### EXERCISE REQUIREMENTS:
Every line in the data below that includes "text" belongs in the answer, copied as it stands.

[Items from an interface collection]
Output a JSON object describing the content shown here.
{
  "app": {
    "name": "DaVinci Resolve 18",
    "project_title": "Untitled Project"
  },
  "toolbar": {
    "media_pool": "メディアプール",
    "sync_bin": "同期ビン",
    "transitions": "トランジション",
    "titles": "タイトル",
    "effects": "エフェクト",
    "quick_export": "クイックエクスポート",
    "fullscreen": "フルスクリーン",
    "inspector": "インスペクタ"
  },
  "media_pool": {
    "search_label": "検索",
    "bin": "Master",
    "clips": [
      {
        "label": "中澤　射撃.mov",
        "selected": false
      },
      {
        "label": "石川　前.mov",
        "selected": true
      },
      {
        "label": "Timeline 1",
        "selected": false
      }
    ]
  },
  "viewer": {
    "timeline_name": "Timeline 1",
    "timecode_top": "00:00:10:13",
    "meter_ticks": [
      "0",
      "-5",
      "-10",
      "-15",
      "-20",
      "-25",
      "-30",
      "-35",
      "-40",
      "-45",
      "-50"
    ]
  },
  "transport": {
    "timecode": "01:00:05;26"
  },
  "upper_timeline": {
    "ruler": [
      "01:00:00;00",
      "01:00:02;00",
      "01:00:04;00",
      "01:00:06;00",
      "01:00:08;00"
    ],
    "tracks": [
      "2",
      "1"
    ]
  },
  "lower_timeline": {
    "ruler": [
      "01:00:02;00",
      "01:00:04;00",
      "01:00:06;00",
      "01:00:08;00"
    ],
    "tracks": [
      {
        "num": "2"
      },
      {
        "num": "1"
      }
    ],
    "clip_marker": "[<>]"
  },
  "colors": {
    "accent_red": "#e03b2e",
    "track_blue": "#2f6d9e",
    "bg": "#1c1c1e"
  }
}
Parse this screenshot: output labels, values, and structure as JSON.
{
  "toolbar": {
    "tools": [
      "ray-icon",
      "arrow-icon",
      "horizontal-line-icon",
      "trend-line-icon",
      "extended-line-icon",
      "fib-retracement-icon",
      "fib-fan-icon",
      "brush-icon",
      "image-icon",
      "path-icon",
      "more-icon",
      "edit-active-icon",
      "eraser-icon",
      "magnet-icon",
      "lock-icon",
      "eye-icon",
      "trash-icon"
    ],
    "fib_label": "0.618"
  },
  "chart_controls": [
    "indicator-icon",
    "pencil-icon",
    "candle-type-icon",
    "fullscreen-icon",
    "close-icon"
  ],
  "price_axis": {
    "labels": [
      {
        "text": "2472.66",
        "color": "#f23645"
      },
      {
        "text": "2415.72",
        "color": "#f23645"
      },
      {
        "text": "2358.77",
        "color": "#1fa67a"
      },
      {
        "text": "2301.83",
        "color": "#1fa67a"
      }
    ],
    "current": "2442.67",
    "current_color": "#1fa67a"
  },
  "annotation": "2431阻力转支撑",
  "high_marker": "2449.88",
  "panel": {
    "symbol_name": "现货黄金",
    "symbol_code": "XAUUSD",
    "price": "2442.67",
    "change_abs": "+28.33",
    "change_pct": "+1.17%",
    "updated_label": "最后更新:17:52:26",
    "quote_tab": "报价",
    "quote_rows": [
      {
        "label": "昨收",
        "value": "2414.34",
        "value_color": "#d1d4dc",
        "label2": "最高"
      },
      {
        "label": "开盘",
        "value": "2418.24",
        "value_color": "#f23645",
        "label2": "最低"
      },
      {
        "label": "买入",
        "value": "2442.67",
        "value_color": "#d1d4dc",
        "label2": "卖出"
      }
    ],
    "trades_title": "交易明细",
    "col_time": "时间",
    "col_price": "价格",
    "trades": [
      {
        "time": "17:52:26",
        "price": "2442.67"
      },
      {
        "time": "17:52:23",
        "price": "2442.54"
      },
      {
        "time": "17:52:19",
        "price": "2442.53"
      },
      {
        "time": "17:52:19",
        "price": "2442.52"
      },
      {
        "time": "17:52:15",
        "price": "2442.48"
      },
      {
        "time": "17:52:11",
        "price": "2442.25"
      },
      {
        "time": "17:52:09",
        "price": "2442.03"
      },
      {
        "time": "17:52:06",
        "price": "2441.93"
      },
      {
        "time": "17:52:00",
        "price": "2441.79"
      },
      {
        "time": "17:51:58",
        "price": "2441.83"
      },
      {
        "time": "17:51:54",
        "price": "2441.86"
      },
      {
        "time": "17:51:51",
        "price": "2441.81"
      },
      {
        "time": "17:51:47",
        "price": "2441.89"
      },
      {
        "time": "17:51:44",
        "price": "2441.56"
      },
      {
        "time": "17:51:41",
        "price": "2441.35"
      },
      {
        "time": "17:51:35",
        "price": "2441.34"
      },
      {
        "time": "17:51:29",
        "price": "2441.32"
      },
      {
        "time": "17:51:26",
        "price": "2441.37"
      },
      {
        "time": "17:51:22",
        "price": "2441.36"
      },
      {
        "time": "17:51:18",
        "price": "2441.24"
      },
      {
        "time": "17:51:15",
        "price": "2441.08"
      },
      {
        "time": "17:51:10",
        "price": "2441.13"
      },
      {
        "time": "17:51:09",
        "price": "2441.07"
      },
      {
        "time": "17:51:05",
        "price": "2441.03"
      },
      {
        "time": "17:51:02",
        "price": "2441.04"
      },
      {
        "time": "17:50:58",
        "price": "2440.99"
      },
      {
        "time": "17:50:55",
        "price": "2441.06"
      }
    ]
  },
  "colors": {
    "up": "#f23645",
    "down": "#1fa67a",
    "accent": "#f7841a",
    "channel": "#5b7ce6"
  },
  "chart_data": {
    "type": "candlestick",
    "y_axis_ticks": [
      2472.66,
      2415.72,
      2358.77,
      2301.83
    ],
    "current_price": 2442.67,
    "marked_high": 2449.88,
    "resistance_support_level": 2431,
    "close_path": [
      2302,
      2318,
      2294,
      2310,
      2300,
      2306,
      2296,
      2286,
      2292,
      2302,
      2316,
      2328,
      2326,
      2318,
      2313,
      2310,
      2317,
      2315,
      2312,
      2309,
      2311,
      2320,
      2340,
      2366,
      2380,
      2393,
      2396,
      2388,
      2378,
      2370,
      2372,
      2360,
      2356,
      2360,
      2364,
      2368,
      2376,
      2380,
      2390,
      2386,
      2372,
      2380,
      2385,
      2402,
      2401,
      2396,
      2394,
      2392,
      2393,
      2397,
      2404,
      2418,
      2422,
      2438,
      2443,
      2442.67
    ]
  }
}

### WRITTEN ANSWER:
        "text": "2472.66",
        "text": "2415.72",
        "text": "2358.77",
        "text": "2301.83",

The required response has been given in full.